36 Question 10 a) 21-cm maps of the spiral arms b) the rotation curve of the outer edges of the Galaxy c) orbits of open clusters in the disk d) infrared observations of new star- forming regions e) X-ray images of other galaxies What suggests that the mass of our Galaxy extends farther than its visible disk?

37 a) 21-cm maps of the spiral arms b) the rotation curve of the outer edges of the Galaxy c) orbits of open clusters in the disk d) infrared observations of new star- forming regions e) X-ray images of other galaxies Question 10 What suggests that the mass of our Galaxy extends farther than its visible disk? The outer edges of the Galaxys disk rotate much faster than they should. Most of the mass of the Galaxy must be dark matter.

38 ASTR 101-3, FALL

39 ASTR 101-3, FALL

40 ASTR 101-3, FALL

41 ASTR 101-3, FALL

42 a) tidal forces from the Andromeda Galaxy. b) accretion disks around neutron stars. c) gamma-ray bursts. d) gravitation from globular clusters. e) a supermassive black hole. Question 4 High-speed motion of gas and stars near the Milky Way Galaxys center is explained by

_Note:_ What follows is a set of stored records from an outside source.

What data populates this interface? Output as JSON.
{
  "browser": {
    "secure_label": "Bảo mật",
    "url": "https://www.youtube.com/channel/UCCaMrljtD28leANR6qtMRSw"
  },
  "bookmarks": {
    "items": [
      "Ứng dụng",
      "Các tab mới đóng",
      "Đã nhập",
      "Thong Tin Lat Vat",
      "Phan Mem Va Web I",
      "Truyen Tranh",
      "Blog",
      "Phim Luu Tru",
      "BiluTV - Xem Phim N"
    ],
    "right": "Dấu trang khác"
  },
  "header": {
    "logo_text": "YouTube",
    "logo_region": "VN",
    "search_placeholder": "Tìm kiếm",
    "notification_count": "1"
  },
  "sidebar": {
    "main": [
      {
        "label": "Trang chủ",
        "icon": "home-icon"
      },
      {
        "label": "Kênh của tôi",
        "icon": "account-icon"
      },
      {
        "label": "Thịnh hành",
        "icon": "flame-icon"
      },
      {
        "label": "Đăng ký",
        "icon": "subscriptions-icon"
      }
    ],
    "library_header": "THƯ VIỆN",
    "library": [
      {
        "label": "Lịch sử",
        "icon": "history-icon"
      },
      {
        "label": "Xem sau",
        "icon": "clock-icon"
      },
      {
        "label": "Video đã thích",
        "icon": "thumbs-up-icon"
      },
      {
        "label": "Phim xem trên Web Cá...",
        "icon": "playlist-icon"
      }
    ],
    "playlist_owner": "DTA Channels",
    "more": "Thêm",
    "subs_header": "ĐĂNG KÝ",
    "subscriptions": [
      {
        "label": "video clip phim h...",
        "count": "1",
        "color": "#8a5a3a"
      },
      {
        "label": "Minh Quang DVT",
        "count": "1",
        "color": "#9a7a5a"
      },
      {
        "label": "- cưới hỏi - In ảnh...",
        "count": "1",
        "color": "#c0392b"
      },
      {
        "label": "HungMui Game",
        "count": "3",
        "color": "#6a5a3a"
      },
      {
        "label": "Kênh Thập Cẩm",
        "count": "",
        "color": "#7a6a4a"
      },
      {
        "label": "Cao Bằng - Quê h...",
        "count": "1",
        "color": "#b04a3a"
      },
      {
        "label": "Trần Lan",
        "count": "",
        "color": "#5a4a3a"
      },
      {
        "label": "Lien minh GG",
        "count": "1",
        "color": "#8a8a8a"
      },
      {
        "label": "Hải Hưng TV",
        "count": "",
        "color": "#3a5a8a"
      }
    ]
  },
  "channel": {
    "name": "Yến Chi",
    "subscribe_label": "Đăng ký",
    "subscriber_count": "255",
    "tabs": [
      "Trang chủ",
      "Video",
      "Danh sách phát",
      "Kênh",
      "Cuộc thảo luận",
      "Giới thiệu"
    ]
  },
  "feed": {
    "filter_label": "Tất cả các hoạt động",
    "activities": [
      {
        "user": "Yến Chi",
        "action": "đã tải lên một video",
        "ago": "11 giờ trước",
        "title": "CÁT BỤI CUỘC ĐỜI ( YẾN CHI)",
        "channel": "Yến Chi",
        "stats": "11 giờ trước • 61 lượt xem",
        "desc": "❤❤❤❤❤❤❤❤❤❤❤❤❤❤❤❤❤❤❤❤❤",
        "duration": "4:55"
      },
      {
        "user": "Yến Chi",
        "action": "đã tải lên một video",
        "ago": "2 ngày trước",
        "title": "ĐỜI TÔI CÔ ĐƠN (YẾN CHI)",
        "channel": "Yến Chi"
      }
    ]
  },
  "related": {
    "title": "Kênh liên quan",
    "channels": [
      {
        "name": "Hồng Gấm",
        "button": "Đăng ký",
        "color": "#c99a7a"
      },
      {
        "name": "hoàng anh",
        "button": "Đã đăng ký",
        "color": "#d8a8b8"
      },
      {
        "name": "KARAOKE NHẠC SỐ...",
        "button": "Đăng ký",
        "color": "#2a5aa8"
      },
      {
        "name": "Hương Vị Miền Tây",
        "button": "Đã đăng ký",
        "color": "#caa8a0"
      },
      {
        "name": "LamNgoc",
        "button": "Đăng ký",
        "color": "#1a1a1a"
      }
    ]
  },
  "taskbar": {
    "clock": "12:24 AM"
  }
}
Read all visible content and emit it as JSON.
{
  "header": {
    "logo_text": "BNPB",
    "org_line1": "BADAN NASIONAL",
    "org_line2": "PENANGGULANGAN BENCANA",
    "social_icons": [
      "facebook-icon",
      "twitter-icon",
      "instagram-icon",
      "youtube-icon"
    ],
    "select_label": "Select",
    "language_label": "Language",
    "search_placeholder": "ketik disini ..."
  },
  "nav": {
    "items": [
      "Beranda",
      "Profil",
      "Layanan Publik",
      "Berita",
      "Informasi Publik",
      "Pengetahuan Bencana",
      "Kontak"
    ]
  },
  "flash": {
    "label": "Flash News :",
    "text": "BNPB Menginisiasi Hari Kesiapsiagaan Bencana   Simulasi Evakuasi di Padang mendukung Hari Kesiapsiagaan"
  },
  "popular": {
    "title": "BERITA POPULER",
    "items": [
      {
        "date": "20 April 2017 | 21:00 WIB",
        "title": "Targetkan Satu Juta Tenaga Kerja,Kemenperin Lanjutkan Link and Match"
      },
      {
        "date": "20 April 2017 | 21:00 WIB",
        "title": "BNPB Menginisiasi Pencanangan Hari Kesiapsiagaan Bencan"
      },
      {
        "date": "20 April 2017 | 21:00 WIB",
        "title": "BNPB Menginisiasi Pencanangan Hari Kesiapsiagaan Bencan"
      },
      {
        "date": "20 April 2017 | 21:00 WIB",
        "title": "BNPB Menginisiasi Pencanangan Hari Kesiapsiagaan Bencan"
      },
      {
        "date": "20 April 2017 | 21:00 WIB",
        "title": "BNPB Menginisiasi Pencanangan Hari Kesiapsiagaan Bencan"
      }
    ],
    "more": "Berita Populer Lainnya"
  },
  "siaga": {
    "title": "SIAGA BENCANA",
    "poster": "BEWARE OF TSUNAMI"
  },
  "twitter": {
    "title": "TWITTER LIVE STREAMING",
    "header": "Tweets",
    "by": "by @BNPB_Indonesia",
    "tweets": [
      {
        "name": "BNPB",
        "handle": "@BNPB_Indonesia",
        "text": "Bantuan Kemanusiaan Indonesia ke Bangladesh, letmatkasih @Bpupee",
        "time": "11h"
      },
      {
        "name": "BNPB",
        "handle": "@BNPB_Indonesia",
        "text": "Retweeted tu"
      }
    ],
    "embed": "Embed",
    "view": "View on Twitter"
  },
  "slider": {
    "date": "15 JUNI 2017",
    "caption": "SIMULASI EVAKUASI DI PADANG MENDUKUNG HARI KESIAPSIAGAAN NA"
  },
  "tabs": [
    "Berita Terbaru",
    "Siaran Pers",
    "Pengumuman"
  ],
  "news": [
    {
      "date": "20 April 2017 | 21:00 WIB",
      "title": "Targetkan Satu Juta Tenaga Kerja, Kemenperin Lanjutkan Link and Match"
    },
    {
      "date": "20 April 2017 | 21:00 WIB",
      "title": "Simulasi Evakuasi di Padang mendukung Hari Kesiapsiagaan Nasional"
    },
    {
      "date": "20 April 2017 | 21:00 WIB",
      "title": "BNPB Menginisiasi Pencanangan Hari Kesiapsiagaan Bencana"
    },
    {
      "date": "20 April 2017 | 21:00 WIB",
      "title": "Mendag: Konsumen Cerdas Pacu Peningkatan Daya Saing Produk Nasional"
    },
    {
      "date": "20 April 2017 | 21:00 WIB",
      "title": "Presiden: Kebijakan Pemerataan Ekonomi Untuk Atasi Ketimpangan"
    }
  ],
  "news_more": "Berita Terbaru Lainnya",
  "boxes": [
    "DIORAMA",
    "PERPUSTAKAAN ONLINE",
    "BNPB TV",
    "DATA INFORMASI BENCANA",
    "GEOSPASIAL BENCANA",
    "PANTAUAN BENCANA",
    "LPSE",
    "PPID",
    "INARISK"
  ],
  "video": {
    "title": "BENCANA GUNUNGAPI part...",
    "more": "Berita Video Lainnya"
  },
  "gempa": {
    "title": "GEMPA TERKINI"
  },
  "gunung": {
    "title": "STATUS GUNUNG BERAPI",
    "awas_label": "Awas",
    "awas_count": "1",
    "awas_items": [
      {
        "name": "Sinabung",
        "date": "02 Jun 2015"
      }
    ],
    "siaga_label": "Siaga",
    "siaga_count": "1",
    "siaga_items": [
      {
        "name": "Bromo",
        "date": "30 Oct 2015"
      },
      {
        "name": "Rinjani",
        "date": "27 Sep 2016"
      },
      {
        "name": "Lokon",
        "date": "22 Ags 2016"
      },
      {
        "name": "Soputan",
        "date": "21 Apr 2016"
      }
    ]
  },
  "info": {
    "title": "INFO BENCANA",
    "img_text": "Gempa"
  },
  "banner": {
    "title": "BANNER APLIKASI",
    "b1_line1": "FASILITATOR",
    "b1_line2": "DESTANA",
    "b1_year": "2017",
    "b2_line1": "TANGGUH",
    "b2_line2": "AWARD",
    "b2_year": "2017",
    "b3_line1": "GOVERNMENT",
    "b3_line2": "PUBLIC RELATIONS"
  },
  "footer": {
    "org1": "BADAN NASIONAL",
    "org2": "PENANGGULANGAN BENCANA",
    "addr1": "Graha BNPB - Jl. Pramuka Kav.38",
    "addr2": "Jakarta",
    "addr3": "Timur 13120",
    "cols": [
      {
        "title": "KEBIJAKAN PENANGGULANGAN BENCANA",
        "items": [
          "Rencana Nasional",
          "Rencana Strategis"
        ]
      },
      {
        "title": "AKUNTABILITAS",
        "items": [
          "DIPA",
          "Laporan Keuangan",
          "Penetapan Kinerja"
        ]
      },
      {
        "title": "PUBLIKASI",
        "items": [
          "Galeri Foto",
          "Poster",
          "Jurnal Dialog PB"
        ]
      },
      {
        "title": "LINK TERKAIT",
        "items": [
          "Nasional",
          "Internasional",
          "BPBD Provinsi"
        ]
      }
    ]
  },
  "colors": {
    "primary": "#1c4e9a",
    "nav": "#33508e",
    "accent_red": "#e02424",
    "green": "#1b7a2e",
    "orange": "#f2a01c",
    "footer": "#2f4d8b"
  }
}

43 Question 4 High-speed motion of gas and stars near the Milky Way Galaxys center is explained by Recent observations estimate the black hole to be 4 million solar masses. a) tidal forces from the Andromeda Galaxy. b) accretion disks around neutron stars. c) gamma-ray bursts. d) gravitation from globular clusters. e) a supermassive black hole.

44 ASTR 101-3, FALL


Download ppt "LECTURE 21, NOVEMBER 16, 2010 ASTR 101, SECTION 3 INSTRUCTOR, JACK BRANDT 1ASTR 101-3, FALL 2010."

Similar presentations


Ads by Google